▼
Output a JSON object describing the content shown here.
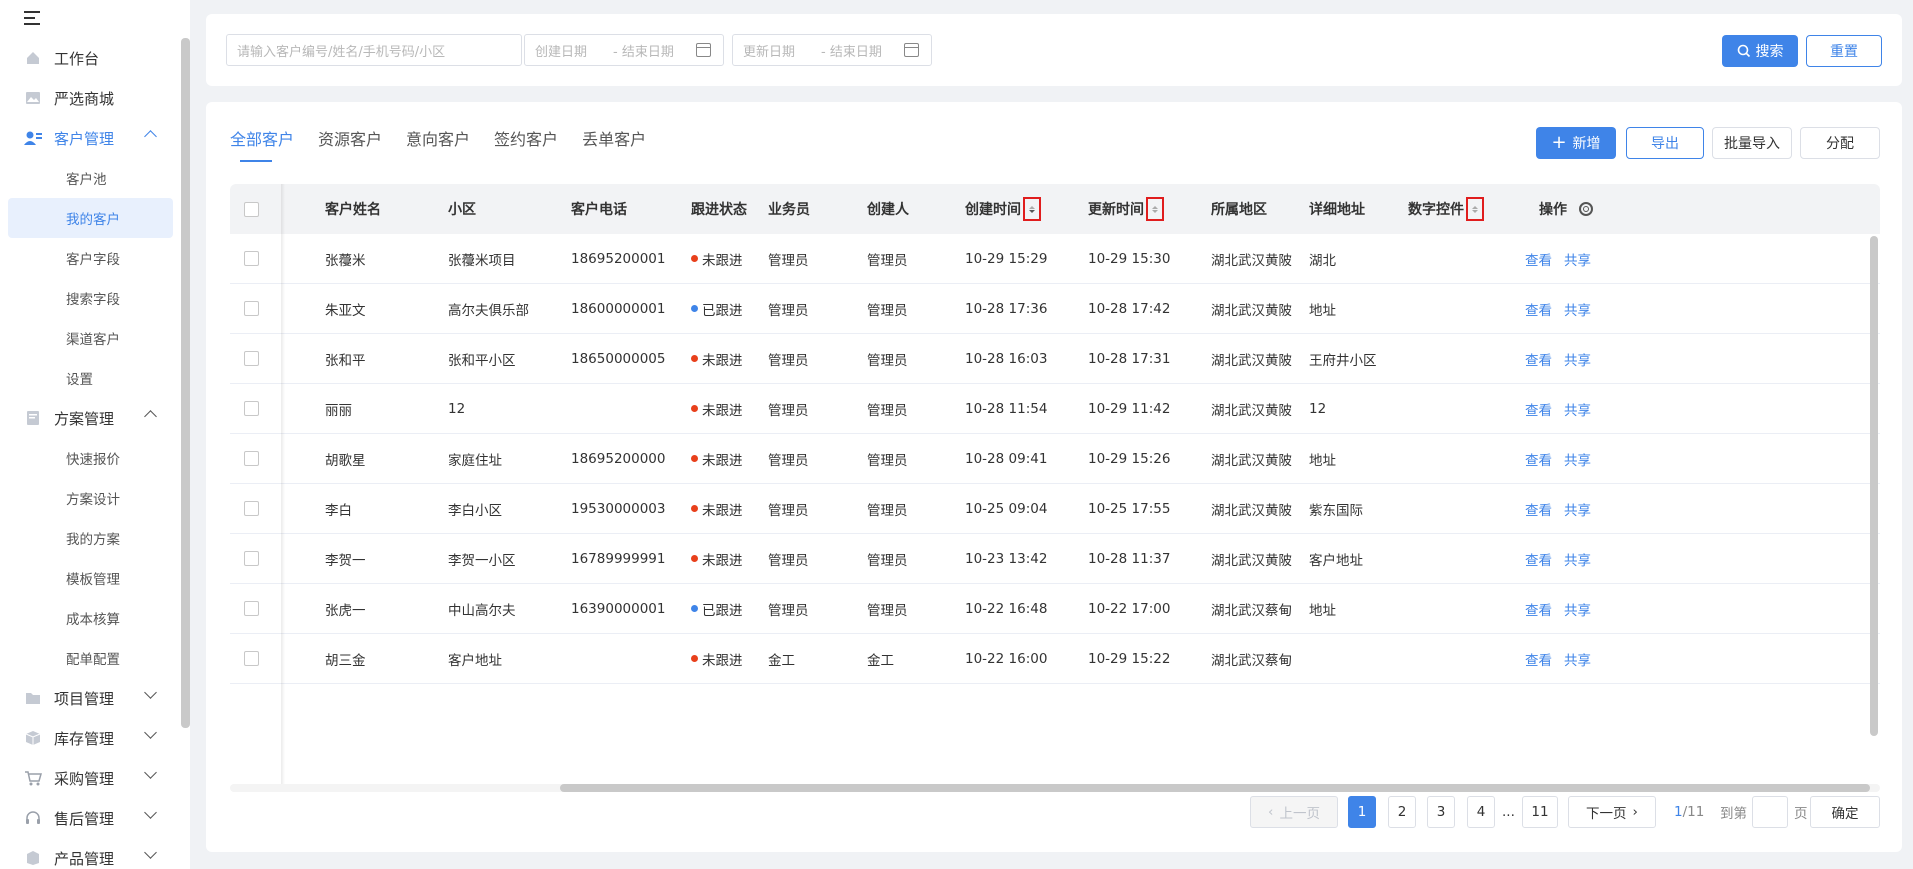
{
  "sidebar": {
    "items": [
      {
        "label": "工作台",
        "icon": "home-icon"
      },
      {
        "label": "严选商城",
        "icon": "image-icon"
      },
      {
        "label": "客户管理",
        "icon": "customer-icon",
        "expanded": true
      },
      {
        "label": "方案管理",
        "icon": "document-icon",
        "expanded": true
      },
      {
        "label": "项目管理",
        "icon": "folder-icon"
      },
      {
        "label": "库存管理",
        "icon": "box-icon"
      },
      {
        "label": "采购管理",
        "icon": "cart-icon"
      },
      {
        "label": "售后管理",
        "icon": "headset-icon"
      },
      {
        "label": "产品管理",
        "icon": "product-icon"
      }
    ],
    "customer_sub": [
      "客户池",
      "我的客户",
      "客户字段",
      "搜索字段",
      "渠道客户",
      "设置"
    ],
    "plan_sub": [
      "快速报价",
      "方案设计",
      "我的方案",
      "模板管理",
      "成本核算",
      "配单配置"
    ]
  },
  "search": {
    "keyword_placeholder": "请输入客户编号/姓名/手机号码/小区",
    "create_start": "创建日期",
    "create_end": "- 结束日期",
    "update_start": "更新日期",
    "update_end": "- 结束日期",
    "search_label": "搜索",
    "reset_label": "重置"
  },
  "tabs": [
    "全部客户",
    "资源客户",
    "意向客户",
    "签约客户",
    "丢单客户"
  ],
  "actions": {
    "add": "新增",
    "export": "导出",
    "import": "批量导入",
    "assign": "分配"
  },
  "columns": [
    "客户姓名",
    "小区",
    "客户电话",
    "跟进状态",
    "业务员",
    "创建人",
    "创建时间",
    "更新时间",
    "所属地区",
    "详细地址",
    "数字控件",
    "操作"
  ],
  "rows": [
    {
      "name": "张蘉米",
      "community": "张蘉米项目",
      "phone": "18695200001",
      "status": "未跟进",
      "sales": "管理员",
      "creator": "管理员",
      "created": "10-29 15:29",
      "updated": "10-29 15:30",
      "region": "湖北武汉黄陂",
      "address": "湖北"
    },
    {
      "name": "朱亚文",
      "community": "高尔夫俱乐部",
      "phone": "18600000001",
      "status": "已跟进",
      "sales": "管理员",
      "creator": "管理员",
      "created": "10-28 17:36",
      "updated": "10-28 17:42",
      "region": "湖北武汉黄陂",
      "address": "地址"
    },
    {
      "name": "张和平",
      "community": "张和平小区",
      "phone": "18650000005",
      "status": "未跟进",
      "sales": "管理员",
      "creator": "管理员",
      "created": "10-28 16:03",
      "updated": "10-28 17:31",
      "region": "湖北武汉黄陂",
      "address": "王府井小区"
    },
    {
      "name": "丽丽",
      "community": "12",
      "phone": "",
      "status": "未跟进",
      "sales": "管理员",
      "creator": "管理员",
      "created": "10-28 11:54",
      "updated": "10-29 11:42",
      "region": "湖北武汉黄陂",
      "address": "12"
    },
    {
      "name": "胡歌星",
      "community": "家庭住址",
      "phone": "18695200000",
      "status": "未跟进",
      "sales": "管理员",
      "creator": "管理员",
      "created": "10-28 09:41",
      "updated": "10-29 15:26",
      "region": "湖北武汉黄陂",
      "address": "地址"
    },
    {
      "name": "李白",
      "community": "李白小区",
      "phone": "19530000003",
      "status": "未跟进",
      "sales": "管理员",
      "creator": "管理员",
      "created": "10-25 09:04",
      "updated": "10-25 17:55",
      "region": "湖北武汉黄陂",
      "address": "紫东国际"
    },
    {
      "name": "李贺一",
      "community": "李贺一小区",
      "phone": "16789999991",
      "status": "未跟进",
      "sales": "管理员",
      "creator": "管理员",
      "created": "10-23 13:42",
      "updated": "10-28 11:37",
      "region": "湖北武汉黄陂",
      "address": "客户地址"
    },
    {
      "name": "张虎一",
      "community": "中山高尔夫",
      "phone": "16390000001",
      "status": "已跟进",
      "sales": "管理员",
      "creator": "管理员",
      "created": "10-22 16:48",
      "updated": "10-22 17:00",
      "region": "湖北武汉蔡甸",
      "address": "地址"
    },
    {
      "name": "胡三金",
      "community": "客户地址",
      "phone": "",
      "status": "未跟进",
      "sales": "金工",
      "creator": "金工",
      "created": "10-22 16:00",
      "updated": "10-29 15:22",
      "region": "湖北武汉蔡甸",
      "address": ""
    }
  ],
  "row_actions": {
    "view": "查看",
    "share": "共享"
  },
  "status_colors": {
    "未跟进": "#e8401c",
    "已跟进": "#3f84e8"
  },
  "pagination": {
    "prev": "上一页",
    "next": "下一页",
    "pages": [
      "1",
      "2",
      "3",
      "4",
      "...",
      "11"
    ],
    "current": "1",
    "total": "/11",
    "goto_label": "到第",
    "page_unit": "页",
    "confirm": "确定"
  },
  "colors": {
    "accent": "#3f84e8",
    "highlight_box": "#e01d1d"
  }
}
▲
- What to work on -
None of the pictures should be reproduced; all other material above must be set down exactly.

- Response below -
Output a JSON object describing the content shown here.
{
  "sidebar": {
    "items": [
      {
        "label": "工作台",
        "icon": "home-icon"
      },
      {
        "label": "严选商城",
        "icon": "image-icon"
      },
      {
        "label": "客户管理",
        "icon": "customer-icon",
        "expanded": true
      },
      {
        "label": "方案管理",
        "icon": "document-icon",
        "expanded": true
      },
      {
        "label": "项目管理",
        "icon": "folder-icon"
      },
      {
        "label": "库存管理",
        "icon": "box-icon"
      },
      {
        "label": "采购管理",
        "icon": "cart-icon"
      },
      {
        "label": "售后管理",
        "icon": "headset-icon"
      },
      {
        "label": "产品管理",
        "icon": "product-icon"
      }
    ],
    "customer_sub": [
      "客户池",
      "我的客户",
      "客户字段",
      "搜索字段",
      "渠道客户",
      "设置"
    ],
    "plan_sub": [
      "快速报价",
      "方案设计",
      "我的方案",
      "模板管理",
      "成本核算",
      "配单配置"
    ]
  },
  "search": {
    "keyword_placeholder": "请输入客户编号/姓名/手机号码/小区",
    "create_start": "创建日期",
    "create_end": "- 结束日期",
    "update_start": "更新日期",
    "update_end": "- 结束日期",
    "search_label": "搜索",
    "reset_label": "重置"
  },
  "tabs": [
    "全部客户",
    "资源客户",
    "意向客户",
    "签约客户",
    "丢单客户"
  ],
  "actions": {
    "add": "新增",
    "export": "导出",
    "import": "批量导入",
    "assign": "分配"
  },
  "columns": [
    "客户姓名",
    "小区",
    "客户电话",
    "跟进状态",
    "业务员",
    "创建人",
    "创建时间",
    "更新时间",
    "所属地区",
    "详细地址",
    "数字控件",
    "操作"
  ],
  "rows": [
    {
      "name": "张蘉米",
      "community": "张蘉米项目",
      "phone": "18695200001",
      "status": "未跟进",
      "sales": "管理员",
      "creator": "管理员",
      "created": "10-29 15:29",
      "updated": "10-29 15:30",
      "region": "湖北武汉黄陂",
      "address": "湖北"
    },
    {
      "name": "朱亚文",
      "community": "高尔夫俱乐部",
      "phone": "18600000001",
      "status": "已跟进",
      "sales": "管理员",
      "creator": "管理员",
      "created": "10-28 17:36",
      "updated": "10-28 17:42",
      "region": "湖北武汉黄陂",
      "address": "地址"
    },
    {
      "name": "张和平",
      "community": "张和平小区",
      "phone": "18650000005",
      "status": "未跟进",
      "sales": "管理员",
      "creator": "管理员",
      "created": "10-28 16:03",
      "updated": "10-28 17:31",
      "region": "湖北武汉黄陂",
      "address": "王府井小区"
    },
    {
      "name": "丽丽",
      "community": "12",
      "phone": "",
      "status": "未跟进",
      "sales": "管理员",
      "creator": "管理员",
      "created": "10-28 11:54",
      "updated": "10-29 11:42",
      "region": "湖北武汉黄陂",
      "address": "12"
    },
    {
      "name": "胡歌星",
      "community": "家庭住址",
      "phone": "18695200000",
      "status": "未跟进",
      "sales": "管理员",
      "creator": "管理员",
      "created": "10-28 09:41",
      "updated": "10-29 15:26",
      "region": "湖北武汉黄陂",
      "address": "地址"
    },
    {
      "name": "李白",
      "community": "李白小区",
      "phone": "19530000003",
      "status": "未跟进",
      "sales": "管理员",
      "creator": "管理员",
      "created": "10-25 09:04",
      "updated": "10-25 17:55",
      "region": "湖北武汉黄陂",
      "address": "紫东国际"
    },
    {
      "name": "李贺一",
      "community": "李贺一小区",
      "phone": "16789999991",
      "status": "未跟进",
      "sales": "管理员",
      "creator": "管理员",
      "created": "10-23 13:42",
      "updated": "10-28 11:37",
      "region": "湖北武汉黄陂",
      "address": "客户地址"
    },
    {
      "name": "张虎一",
      "community": "中山高尔夫",
      "phone": "16390000001",
      "status": "已跟进",
      "sales": "管理员",
      "creator": "管理员",
      "created": "10-22 16:48",
      "updated": "10-22 17:00",
      "region": "湖北武汉蔡甸",
      "address": "地址"
    },
    {
      "name": "胡三金",
      "community": "客户地址",
      "phone": "",
      "status": "未跟进",
      "sales": "金工",
      "creator": "金工",
      "created": "10-22 16:00",
      "updated": "10-29 15:22",
      "region": "湖北武汉蔡甸",
      "address": ""
    }
  ],
  "row_actions": {
    "view": "查看",
    "share": "共享"
  },
  "status_colors": {
    "未跟进": "#e8401c",
    "已跟进": "#3f84e8"
  },
  "pagination": {
    "prev": "上一页",
    "next": "下一页",
    "pages": [
      "1",
      "2",
      "3",
      "4",
      "...",
      "11"
    ],
    "current": "1",
    "total": "/11",
    "goto_label": "到第",
    "page_unit": "页",
    "confirm": "确定"
  },
  "colors": {
    "accent": "#3f84e8",
    "highlight_box": "#e01d1d"
  }
}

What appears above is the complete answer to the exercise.